Edited by Luke Lythgoe

2 Responses to “May crosses more Brexiter red lines”

  • Perhaps May could not answer because she sees the books, looks at the facts and figures daily and thinks ”OMFG!”

    Nearly as bad is her effective No. 2, Damien Green who on BBC Newsnight was asked the same question as May. He still thinks it would have been better if Britain had remained in the EU, but “the public took their view” is the weak answer we got from him.

    Reality is beginning to catch up with May, Green and others who happily use the clapped out ”will of the people” mantra to deflect criticism of their failing Brexit strategy.

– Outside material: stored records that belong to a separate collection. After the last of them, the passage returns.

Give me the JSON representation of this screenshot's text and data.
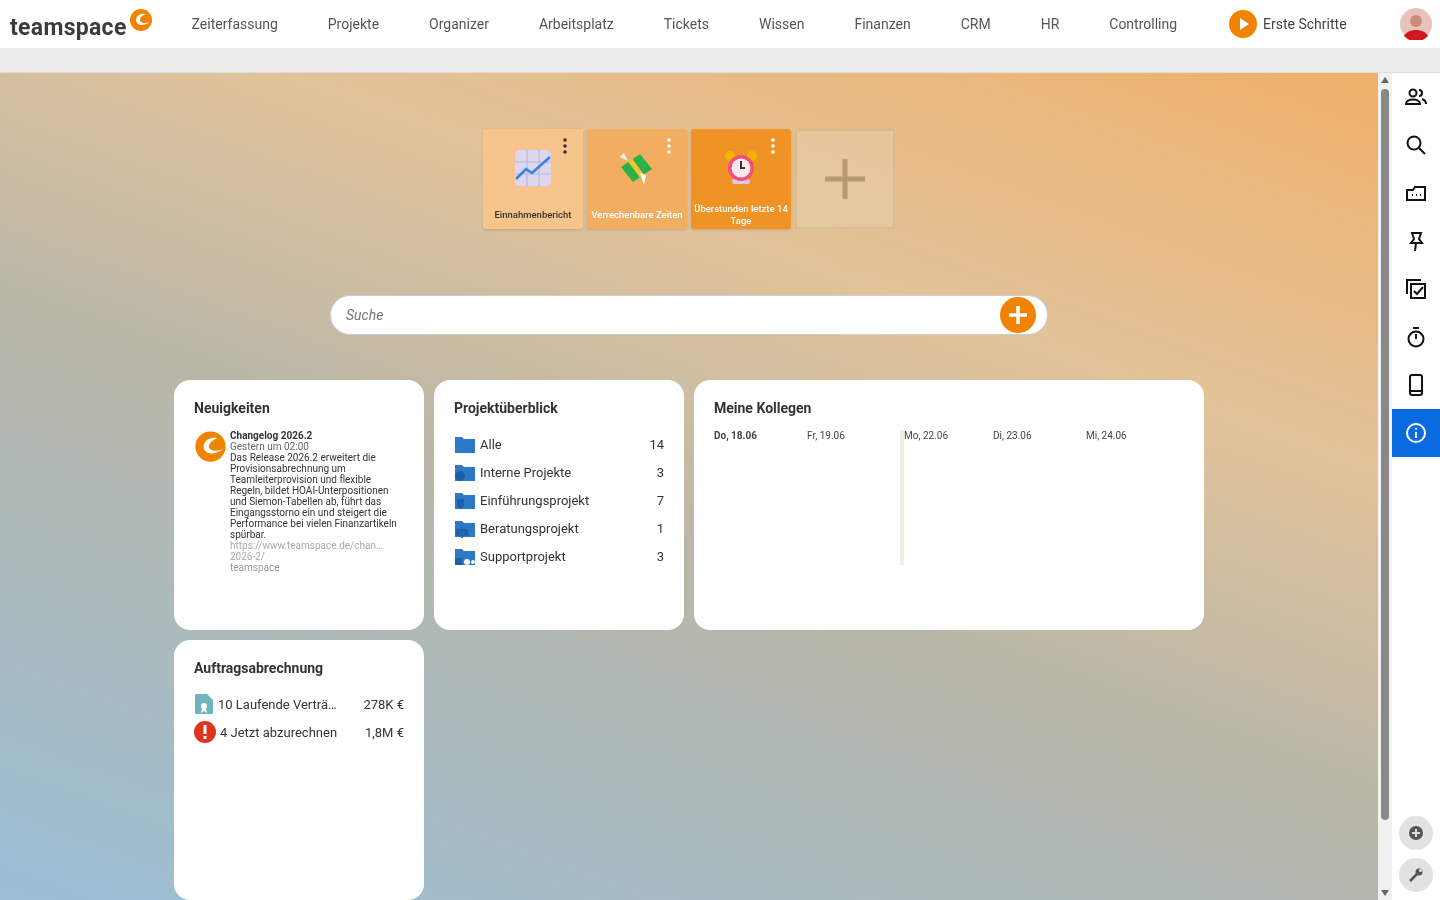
{
  "brand": "teamspace",
  "nav": [
    "Zeiterfassung",
    "Projekte",
    "Organizer",
    "Arbeitsplatz",
    "Tickets",
    "Wissen",
    "Finanzen",
    "CRM",
    "HR",
    "Controlling"
  ],
  "first_steps": "Erste Schritte",
  "tiles": [
    {
      "kind": "chart",
      "label": "Einnahmenbericht",
      "color": "#f7c48c"
    },
    {
      "kind": "money",
      "label": "Verrechenbare Zeiten",
      "color": "#f2ae60"
    },
    {
      "kind": "alarm",
      "label": "Überstunden letzte 14 Tage",
      "color": "#ef9327"
    }
  ],
  "search": {
    "placeholder": "Suche"
  },
  "news": {
    "title": "Neuigkeiten",
    "item": {
      "heading": "Changelog 2026.2",
      "time": "Gestern um 02:00",
      "body": "Das Release 2026.2 erweitert die Provisionsabrechnung um Teamleiterprovision und flexible Regeln, bildet HOAI-Unterpositionen und Siemon-Tabellen ab, führt das Eingangsstorno ein und steigert die Performance bei vielen Finanzartikeln spürbar.",
      "link": "https://www.teamspace.de/chan…",
      "link_rest": "2026-2/",
      "source": "teamspace"
    }
  },
  "projects": {
    "title": "Projektüberblick",
    "items": [
      {
        "kind": "all",
        "label": "Alle",
        "count": "14"
      },
      {
        "kind": "internal",
        "label": "Interne Projekte",
        "count": "3"
      },
      {
        "kind": "intro",
        "label": "Einführungsprojekt",
        "count": "7"
      },
      {
        "kind": "consult",
        "label": "Beratungsprojekt",
        "count": "1"
      },
      {
        "kind": "support",
        "label": "Supportprojekt",
        "count": "3"
      }
    ]
  },
  "colleagues": {
    "title": "Meine Kollegen",
    "days": [
      {
        "label": "Do, 18.06",
        "today": true,
        "week_start": false
      },
      {
        "label": "Fr, 19.06",
        "today": false,
        "week_start": false
      },
      {
        "label": "Mo, 22.06",
        "today": false,
        "week_start": true
      },
      {
        "label": "Di, 23.06",
        "today": false,
        "week_start": false
      },
      {
        "label": "Mi, 24.06",
        "today": false,
        "week_start": false
      }
    ]
  },
  "billing": {
    "title": "Auftragsabrechnung",
    "items": [
      {
        "kind": "contract",
        "label": "10 Laufende Verträ…",
        "amount": "278K €"
      },
      {
        "kind": "alert",
        "label": "4 Jetzt abzurechnen",
        "amount": "1,8M €"
      }
    ]
  },
  "sidebar": [
    {
      "kind": "people",
      "selected": false
    },
    {
      "kind": "search",
      "selected": false
    },
    {
      "kind": "inbox",
      "selected": false
    },
    {
      "kind": "pin",
      "selected": false
    },
    {
      "kind": "tasks",
      "selected": false
    },
    {
      "kind": "timer",
      "selected": false
    },
    {
      "kind": "phone",
      "selected": false
    },
    {
      "kind": "info",
      "selected": true
    }
  ]
}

  • It is high time Jacob Rees Mogg & Boris Johnson were forthcoming with some concrete reasons why we will do so much better off outside the EU. In the many pro-Brexit letters and articles I have read, I have not seen anything like an attempt at a serious analysis as to how trade with the USA, India, China and Japan will compensate for being outside the Single Market if we do not achieve an amicable deal. All of these gentlemen are sufficiently immunized by their wealth to not suffer the economic consequences that will fall upon the people that they claim to represent in the event of the Brexit they would like us to believe the country voted for. If the Prime ministers speeches prior to the Referendum are anything to go by she doesn’t believe we can really do better than the deal we already have.